Still, the coincidence – if it is one – is startling. Saturday’s crash, like the 2009 crash in Clarence Center that prompted the new rules – was blamed in part on low airspeed. Pilot readiness was identified as one of the key issues in the 2009 crash, which killed all 49 people on the airplane and one person on the ground. Those issues and others were detailed in a 2009 series in The Buffalo News, “Who’s Flying Your Airplane?”
It took the relentless efforts of family members of the Clarence victims more than a year to push Congress into passing new flight safety laws, but since then the FAA has dragged its feet. The agency approved pilot fatigue rules in 2011, but it took until Wednesday to complete the qualifications rules. That makes it 11 months late. If the training rules are completed by October – which the FAA still promises – it will be more than two years late.

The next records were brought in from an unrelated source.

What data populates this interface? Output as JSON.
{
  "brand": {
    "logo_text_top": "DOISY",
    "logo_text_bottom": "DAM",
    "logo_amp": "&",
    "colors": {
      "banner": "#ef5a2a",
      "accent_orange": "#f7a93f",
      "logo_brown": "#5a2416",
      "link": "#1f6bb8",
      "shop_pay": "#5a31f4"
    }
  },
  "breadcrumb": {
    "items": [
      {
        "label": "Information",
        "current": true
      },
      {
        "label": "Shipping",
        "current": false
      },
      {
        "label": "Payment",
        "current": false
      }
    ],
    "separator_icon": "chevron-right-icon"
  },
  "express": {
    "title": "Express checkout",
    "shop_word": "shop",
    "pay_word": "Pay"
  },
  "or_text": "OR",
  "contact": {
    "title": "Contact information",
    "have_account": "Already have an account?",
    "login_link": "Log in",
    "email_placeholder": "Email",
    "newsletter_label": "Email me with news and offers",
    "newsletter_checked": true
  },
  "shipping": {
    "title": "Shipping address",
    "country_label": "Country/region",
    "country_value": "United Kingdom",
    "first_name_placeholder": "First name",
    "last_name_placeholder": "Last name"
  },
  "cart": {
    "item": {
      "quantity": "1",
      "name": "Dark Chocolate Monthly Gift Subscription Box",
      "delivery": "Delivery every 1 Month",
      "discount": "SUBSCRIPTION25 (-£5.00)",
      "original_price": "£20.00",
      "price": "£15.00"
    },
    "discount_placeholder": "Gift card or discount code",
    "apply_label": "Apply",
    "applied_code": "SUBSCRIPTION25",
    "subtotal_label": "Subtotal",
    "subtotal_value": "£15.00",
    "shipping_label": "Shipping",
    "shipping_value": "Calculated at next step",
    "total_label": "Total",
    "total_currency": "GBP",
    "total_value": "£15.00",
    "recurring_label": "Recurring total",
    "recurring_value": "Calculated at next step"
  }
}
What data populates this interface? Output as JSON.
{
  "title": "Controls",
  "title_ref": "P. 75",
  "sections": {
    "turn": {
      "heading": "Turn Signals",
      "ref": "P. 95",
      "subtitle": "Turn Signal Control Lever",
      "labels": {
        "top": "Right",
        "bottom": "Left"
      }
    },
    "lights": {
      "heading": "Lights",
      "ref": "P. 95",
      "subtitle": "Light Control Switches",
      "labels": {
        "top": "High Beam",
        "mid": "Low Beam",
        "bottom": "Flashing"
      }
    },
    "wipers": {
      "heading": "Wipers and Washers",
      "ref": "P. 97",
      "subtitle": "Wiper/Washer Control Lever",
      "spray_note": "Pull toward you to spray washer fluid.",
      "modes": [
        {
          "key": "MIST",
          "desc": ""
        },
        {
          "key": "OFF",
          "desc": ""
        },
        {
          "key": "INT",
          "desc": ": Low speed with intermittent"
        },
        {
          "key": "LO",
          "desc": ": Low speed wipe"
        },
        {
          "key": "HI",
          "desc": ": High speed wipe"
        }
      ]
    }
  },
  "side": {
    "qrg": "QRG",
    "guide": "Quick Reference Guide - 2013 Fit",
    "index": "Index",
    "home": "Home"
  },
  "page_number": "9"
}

The delays are due in large part to pressure from the airline industry, which, one would hope, fully comprehends its compelling interest in flight safety. Certainly, the former owners of the now-defunct Colgan Air, operator of the plane that crashed in Clarence, have learned that lesson, though in the hardest way possible.
The industry objected to the new law’s requirement for 1,500 hours of flight time for new co-pilots, fearing it could cause a pilot shortage. The FAA relented and set that requirement lower for certain well-trained pilots. Still, the president of the Regional Airline Association, Roger Cohen, acknowledged that more than 8,000 pilots have taken steps to acquire an air transport pilot certificate, which the FAA will now require for first officers as well as captains.
The new regulations will take effect as soon as they are published in the Federal Register. They also require that:
• Pilots have a minimum of 1,000 flight hours of experience as co-pilots before becoming captains.
• Pilots and co-pilots get an air transport pilot certificate, which in addition to the 1,500 hours of flight experience or its equivalent also demands 50 hours of experience on a multi-engine plane. Exemptions from the 1,500-hour requirement will be allowed for military pilots with 750 hours of flight time, graduates with a bachelor’s degree in aviation with 1,000 hours of flight time and those with an associate’s degree with an aviation major who have 1,250 hours of flight time.
• First officers have an “aircraft type rating,” which involves additional training and testing specific to the type of aircraft they fly.
These are all valuable changes that will help to make flying safer in this country. So will the 2011 pilot fatigue rules, which were also a response to the crash of Flight 3407. Next up are the training rules, which are expected to include new training regarding stalls, which occur when airspeed falls too low.
Separately and importantly, Rep. Brian Higgins, D-Buffalo, and Sen. Charles E. Schumer, D-N.Y., are pushing for heightened international standards on pilot training. They noted the similarities between the 2009 crash in Clarence Center and last week’s crash in San Francisco of an Asiana Airlines Boeing 777. They want other nations to improve their own flight training rules or face limitations on their ability to land in this country. The FAA should push for that requirement.
The Families of Flight 3407 – the survivors of the crash victims – have fought diligently for these changes. It has been a brave and critical campaign, facing down Congress, the airline industry and the FAA to win changes that will make airline travel safer for all. They are converting terrible loss into public benefit, and for that, all Americans can be grateful.